*** RECORDS FOR THIS EXERCISE ***
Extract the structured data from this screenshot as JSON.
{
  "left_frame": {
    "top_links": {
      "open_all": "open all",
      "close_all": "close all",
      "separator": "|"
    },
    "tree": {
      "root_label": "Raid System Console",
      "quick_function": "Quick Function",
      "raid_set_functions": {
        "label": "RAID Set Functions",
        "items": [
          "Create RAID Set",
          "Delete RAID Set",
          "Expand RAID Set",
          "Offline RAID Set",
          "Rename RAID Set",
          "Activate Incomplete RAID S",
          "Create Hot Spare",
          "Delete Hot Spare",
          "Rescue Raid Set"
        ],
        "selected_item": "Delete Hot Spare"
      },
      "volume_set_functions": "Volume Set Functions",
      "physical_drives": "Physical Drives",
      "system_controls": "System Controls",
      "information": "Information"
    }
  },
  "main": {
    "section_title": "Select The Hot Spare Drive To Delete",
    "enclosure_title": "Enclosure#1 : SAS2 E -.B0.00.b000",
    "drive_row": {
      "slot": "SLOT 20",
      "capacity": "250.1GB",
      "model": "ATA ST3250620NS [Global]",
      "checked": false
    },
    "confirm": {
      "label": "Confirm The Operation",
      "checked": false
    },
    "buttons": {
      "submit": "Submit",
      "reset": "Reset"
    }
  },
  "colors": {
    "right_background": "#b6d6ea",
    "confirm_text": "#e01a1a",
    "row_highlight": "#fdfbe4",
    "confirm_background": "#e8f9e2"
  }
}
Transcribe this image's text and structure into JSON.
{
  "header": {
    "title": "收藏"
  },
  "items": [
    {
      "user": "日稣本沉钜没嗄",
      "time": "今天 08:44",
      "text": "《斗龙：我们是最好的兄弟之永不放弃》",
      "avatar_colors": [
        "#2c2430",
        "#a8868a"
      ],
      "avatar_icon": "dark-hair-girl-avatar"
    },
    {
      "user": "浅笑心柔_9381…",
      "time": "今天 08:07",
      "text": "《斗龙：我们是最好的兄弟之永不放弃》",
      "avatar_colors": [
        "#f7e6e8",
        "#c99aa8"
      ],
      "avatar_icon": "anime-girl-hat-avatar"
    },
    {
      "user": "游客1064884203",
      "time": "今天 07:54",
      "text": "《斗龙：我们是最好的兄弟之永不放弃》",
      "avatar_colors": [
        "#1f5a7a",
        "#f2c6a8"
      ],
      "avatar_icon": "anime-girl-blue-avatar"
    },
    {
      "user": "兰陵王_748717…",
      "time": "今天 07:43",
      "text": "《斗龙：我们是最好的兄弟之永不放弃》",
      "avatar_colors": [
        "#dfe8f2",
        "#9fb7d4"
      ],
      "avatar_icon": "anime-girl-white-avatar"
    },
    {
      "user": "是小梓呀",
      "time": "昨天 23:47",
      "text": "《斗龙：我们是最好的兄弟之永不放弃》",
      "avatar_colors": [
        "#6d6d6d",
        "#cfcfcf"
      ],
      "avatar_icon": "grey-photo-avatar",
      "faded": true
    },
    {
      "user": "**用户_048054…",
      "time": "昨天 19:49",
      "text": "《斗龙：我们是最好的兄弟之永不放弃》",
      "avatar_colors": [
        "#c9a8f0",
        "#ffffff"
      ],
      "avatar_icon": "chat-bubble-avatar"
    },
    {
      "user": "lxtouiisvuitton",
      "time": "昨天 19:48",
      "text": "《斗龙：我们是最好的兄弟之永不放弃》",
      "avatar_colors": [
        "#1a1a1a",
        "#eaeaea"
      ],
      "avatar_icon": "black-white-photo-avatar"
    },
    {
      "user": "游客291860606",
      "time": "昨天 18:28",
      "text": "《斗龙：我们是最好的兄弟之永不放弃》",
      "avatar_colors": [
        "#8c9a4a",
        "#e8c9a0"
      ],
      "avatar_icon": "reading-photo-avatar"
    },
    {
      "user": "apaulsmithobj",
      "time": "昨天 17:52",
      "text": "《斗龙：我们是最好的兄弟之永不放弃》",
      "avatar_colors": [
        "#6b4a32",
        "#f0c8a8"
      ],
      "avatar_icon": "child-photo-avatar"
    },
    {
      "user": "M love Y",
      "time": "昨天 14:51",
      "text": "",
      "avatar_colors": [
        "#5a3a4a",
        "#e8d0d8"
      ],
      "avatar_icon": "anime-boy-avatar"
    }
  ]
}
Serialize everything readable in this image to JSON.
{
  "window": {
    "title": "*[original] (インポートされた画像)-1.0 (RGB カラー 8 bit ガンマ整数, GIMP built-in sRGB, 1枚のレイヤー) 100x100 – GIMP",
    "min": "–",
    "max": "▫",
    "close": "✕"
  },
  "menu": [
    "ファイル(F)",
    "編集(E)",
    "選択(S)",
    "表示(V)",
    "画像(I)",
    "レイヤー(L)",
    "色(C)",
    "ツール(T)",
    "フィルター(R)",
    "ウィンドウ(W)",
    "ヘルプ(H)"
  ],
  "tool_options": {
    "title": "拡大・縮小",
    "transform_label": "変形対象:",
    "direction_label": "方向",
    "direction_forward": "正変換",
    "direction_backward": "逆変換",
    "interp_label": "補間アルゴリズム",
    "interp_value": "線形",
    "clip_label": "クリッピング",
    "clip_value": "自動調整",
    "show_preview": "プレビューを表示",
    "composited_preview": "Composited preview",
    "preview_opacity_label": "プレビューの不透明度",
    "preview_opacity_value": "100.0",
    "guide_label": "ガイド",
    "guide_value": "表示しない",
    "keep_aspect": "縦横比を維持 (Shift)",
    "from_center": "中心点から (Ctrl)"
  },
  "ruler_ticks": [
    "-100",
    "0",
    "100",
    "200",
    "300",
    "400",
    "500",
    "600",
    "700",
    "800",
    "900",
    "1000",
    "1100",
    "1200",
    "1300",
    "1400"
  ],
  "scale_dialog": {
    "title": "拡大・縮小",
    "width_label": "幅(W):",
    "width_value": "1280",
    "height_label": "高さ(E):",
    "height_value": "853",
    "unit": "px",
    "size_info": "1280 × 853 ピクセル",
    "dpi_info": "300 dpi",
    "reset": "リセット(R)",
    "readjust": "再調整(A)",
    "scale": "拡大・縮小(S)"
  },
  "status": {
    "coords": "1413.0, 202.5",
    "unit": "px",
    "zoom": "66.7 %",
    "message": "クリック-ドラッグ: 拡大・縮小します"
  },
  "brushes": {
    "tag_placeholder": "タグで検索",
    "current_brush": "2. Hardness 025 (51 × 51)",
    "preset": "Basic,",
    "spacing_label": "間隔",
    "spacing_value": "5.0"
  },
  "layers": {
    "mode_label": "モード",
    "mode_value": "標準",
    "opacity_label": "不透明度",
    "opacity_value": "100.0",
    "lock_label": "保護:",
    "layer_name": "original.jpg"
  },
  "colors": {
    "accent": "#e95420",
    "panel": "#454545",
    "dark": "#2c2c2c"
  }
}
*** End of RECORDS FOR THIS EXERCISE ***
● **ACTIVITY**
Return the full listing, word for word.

● **ANSWER BOX**
Extract the structured data from this screenshot as JSON.
{
  "left_frame": {
    "top_links": {
      "open_all": "open all",
      "close_all": "close all",
      "separator": "|"
    },
    "tree": {
      "root_label": "Raid System Console",
      "quick_function": "Quick Function",
      "raid_set_functions": {
        "label": "RAID Set Functions",
        "items": [
          "Create RAID Set",
          "Delete RAID Set",
          "Expand RAID Set",
          "Offline RAID Set",
          "Rename RAID Set",
          "Activate Incomplete RAID S",
          "Create Hot Spare",
          "Delete Hot Spare",
          "Rescue Raid Set"
        ],
        "selected_item": "Delete Hot Spare"
      },
      "volume_set_functions": "Volume Set Functions",
      "physical_drives": "Physical Drives",
      "system_controls": "System Controls",
      "information": "Information"
    }
  },
  "main": {
    "section_title": "Select The Hot Spare Drive To Delete",
    "enclosure_title": "Enclosure#1 : SAS2 E -.B0.00.b000",
    "drive_row": {
      "slot": "SLOT 20",
      "capacity": "250.1GB",
      "model": "ATA ST3250620NS [Global]",
      "checked": false
    },
    "confirm": {
      "label": "Confirm The Operation",
      "checked": false
    },
    "buttons": {
      "submit": "Submit",
      "reset": "Reset"
    }
  },
  "colors": {
    "right_background": "#b6d6ea",
    "confirm_text": "#e01a1a",
    "row_highlight": "#fdfbe4",
    "confirm_background": "#e8f9e2"
  }
}
Transcribe this image's text and structure into JSON.
{
  "header": {
    "title": "收藏"
  },
  "items": [
    {
      "user": "日稣本沉钜没嗄",
      "time": "今天 08:44",
      "text": "《斗龙：我们是最好的兄弟之永不放弃》",
      "avatar_colors": [
        "#2c2430",
        "#a8868a"
      ],
      "avatar_icon": "dark-hair-girl-avatar"
    },
    {
      "user": "浅笑心柔_9381…",
      "time": "今天 08:07",
      "text": "《斗龙：我们是最好的兄弟之永不放弃》",
      "avatar_colors": [
        "#f7e6e8",
        "#c99aa8"
      ],
      "avatar_icon": "anime-girl-hat-avatar"
    },
    {
      "user": "游客1064884203",
      "time": "今天 07:54",
      "text": "《斗龙：我们是最好的兄弟之永不放弃》",
      "avatar_colors": [
        "#1f5a7a",
        "#f2c6a8"
      ],
      "avatar_icon": "anime-girl-blue-avatar"
    },
    {
      "user": "兰陵王_748717…",
      "time": "今天 07:43",
      "text": "《斗龙：我们是最好的兄弟之永不放弃》",
      "avatar_colors": [
        "#dfe8f2",
        "#9fb7d4"
      ],
      "avatar_icon": "anime-girl-white-avatar"
    },
    {
      "user": "是小梓呀",
      "time": "昨天 23:47",
      "text": "《斗龙：我们是最好的兄弟之永不放弃》",
      "avatar_colors": [
        "#6d6d6d",
        "#cfcfcf"
      ],
      "avatar_icon": "grey-photo-avatar",
      "faded": true
    },
    {
      "user": "**用户_048054…",
      "time": "昨天 19:49",
      "text": "《斗龙：我们是最好的兄弟之永不放弃》",
      "avatar_colors": [
        "#c9a8f0",
        "#ffffff"
      ],
      "avatar_icon": "chat-bubble-avatar"
    },
    {
      "user": "lxtouiisvuitton",
      "time": "昨天 19:48",
      "text": "《斗龙：我们是最好的兄弟之永不放弃》",
      "avatar_colors": [
        "#1a1a1a",
        "#eaeaea"
      ],
      "avatar_icon": "black-white-photo-avatar"
    },
    {
      "user": "游客291860606",
      "time": "昨天 18:28",
      "text": "《斗龙：我们是最好的兄弟之永不放弃》",
      "avatar_colors": [
        "#8c9a4a",
        "#e8c9a0"
      ],
      "avatar_icon": "reading-photo-avatar"
    },
    {
      "user": "apaulsmithobj",
      "time": "昨天 17:52",
      "text": "《斗龙：我们是最好的兄弟之永不放弃》",
      "avatar_colors": [
        "#6b4a32",
        "#f0c8a8"
      ],
      "avatar_icon": "child-photo-avatar"
    },
    {
      "user": "M love Y",
      "time": "昨天 14:51",
      "text": "",
      "avatar_colors": [
        "#5a3a4a",
        "#e8d0d8"
      ],
      "avatar_icon": "anime-boy-avatar"
    }
  ]
}
Serialize everything readable in this image to JSON.
{
  "window": {
    "title": "*[original] (インポートされた画像)-1.0 (RGB カラー 8 bit ガンマ整数, GIMP built-in sRGB, 1枚のレイヤー) 100x100 – GIMP",
    "min": "–",
    "max": "▫",
    "close": "✕"
  },
  "menu": [
    "ファイル(F)",
    "編集(E)",
    "選択(S)",
    "表示(V)",
    "画像(I)",
    "レイヤー(L)",
    "色(C)",
    "ツール(T)",
    "フィルター(R)",
    "ウィンドウ(W)",
    "ヘルプ(H)"
  ],
  "tool_options": {
    "title": "拡大・縮小",
    "transform_label": "変形対象:",
    "direction_label": "方向",
    "direction_forward": "正変換",
    "direction_backward": "逆変換",
    "interp_label": "補間アルゴリズム",
    "interp_value": "線形",
    "clip_label": "クリッピング",
    "clip_value": "自動調整",
    "show_preview": "プレビューを表示",
    "composited_preview": "Composited preview",
    "preview_opacity_label": "プレビューの不透明度",
    "preview_opacity_value": "100.0",
    "guide_label": "ガイド",
    "guide_value": "表示しない",
    "keep_aspect": "縦横比を維持 (Shift)",
    "from_center": "中心点から (Ctrl)"
  },
  "ruler_ticks": [
    "-100",
    "0",
    "100",
    "200",
    "300",
    "400",
    "500",
    "600",
    "700",
    "800",
    "900",
    "1000",
    "1100",
    "1200",
    "1300",
    "1400"
  ],
  "scale_dialog": {
    "title": "拡大・縮小",
    "width_label": "幅(W):",
    "width_value": "1280",
    "height_label": "高さ(E):",
    "height_value": "853",
    "unit": "px",
    "size_info": "1280 × 853 ピクセル",
    "dpi_info": "300 dpi",
    "reset": "リセット(R)",
    "readjust": "再調整(A)",
    "scale": "拡大・縮小(S)"
  },
  "status": {
    "coords": "1413.0, 202.5",
    "unit": "px",
    "zoom": "66.7 %",
    "message": "クリック-ドラッグ: 拡大・縮小します"
  },
  "brushes": {
    "tag_placeholder": "タグで検索",
    "current_brush": "2. Hardness 025 (51 × 51)",
    "preset": "Basic,",
    "spacing_label": "間隔",
    "spacing_value": "5.0"
  },
  "layers": {
    "mode_label": "モード",
    "mode_value": "標準",
    "opacity_label": "不透明度",
    "opacity_value": "100.0",
    "lock_label": "保護:",
    "layer_name": "original.jpg"
  },
  "colors": {
    "accent": "#e95420",
    "panel": "#454545",
    "dark": "#2c2c2c"
  }
}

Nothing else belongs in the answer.